Other elections were contested without intervention by Congress. Some Republicans suspected John F. Kennedy’s 1960 victory was due to fraud and filed lawsuits, but Richard M. Nixon turned down the effort. George W. Bush won the presidency over Al Gore in 2000 only after the Supreme Court decided a five-week recount battle. Four years later, some Democrats opposed Bush re-election when Congress got the vote, but the move was unsuccessful and was rejected by the losing candidate, John F. Kerry.
However, the fireworks of 1876 were like no other, and not just because it marked the country’s centenary. Then, as now, the election controversy had its roots in a large division in American society. Almost a decade after the end of the civil war, the country remained shattered by geography, economy, class, and above all race.
The party that ended slavery briefly won the presidency that year, but the white supremacists got what they wanted in the long run by agreeing to accept defeat in exchange for the end of rebuilding, which ended up being 90 years legalized segregation and oppression instituted by newly liberated blacks in the south.
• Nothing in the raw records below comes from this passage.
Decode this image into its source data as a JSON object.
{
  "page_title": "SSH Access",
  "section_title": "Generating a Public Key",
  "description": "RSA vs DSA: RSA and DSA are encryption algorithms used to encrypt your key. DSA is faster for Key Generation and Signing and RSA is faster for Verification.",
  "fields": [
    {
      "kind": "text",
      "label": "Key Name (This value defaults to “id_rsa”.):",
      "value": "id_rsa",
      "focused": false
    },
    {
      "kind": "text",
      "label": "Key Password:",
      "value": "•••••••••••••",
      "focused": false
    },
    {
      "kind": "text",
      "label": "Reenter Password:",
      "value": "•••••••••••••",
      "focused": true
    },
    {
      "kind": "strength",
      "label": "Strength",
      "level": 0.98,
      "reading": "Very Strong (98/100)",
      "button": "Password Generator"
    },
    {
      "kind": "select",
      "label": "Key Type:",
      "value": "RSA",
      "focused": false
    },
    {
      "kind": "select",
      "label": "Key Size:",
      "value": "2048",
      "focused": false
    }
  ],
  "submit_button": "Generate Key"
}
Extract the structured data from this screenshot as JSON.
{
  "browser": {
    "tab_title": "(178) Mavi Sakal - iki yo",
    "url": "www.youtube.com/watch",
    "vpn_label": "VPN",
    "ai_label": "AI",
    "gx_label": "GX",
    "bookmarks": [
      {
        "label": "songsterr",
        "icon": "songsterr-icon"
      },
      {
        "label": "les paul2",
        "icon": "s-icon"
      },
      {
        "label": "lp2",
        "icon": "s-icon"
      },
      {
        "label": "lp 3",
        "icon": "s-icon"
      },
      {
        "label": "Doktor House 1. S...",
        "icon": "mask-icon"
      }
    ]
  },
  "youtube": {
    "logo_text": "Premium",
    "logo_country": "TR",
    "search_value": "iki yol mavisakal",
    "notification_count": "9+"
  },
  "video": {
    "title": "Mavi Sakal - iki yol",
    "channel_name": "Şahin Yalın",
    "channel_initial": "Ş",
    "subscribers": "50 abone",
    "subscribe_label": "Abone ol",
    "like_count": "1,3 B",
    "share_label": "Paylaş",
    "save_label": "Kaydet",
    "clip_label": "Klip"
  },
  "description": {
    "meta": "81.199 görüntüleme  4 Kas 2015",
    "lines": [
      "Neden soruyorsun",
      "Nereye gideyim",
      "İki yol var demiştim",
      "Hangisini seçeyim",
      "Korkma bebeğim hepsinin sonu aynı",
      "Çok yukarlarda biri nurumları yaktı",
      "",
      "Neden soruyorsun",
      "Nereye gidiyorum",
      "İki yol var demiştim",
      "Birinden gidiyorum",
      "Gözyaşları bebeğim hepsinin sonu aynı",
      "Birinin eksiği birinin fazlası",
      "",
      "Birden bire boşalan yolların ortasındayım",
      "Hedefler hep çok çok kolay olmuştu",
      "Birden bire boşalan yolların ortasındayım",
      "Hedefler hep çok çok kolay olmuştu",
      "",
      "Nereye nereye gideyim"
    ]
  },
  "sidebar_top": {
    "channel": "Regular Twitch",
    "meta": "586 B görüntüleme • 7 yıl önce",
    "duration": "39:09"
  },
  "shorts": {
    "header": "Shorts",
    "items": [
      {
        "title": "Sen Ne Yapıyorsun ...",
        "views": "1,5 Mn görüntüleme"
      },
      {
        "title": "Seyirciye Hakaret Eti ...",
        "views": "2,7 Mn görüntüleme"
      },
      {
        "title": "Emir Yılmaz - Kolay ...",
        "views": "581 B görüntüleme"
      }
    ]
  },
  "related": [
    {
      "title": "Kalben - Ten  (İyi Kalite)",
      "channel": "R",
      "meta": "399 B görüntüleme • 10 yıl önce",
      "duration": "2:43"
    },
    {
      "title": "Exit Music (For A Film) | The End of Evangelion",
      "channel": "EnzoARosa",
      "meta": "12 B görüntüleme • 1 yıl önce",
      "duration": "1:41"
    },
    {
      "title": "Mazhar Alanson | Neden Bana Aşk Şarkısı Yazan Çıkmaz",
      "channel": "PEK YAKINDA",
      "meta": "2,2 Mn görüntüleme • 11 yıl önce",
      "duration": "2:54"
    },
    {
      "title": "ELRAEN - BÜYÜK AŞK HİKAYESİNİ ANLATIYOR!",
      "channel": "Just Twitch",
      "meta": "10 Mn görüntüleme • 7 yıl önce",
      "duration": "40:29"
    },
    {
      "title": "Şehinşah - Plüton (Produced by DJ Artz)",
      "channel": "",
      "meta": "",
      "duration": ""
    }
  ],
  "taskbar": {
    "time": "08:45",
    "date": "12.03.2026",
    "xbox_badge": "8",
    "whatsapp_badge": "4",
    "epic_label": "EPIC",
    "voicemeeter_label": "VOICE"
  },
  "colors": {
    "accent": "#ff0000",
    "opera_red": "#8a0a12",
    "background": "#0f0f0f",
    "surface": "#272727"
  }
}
Two governors from the north took part in the competition, whose fate would be decided by the southern states. Hayes, the Republican, had served as Union General during the Civil War. He fought in Antietam and was wounded four times in the course of the conflict. As a two-term congressman and three-time governor of Ohio, he was a low-key figure, “a magical lantern image with no surface to show yourself on,” as Ambrose Bierce, the famous soldier and writer of the era.
Tilden, the Democrat, was a lawyer and crusade reformer in New York who helped bring down Tammany Hall’s boss, Tweed, and bring that to the governorship. With a drooping left eyelid, he looked “like a man who desperately needs a good night’s sleep,” as Roy Morris Jr. put it in Fraud of the Century, his report on the 2003 election battle.
The elections were full of intimidation, fraud and efforts to suppress the black voice. In South Carolina, white “gun clubs” massacred dozens of black residents to scare others not to vote. In Florida, Democrats, who are heavily armed black voters and others, landlords, shopkeepers, doctors, and lawyers, levy a 25 percent fee on anyone suspected of voting Republicans. On the other hand, the state railroad fired employees who participated in democratic rallies. And votes are said to be for sale at $ 5 each.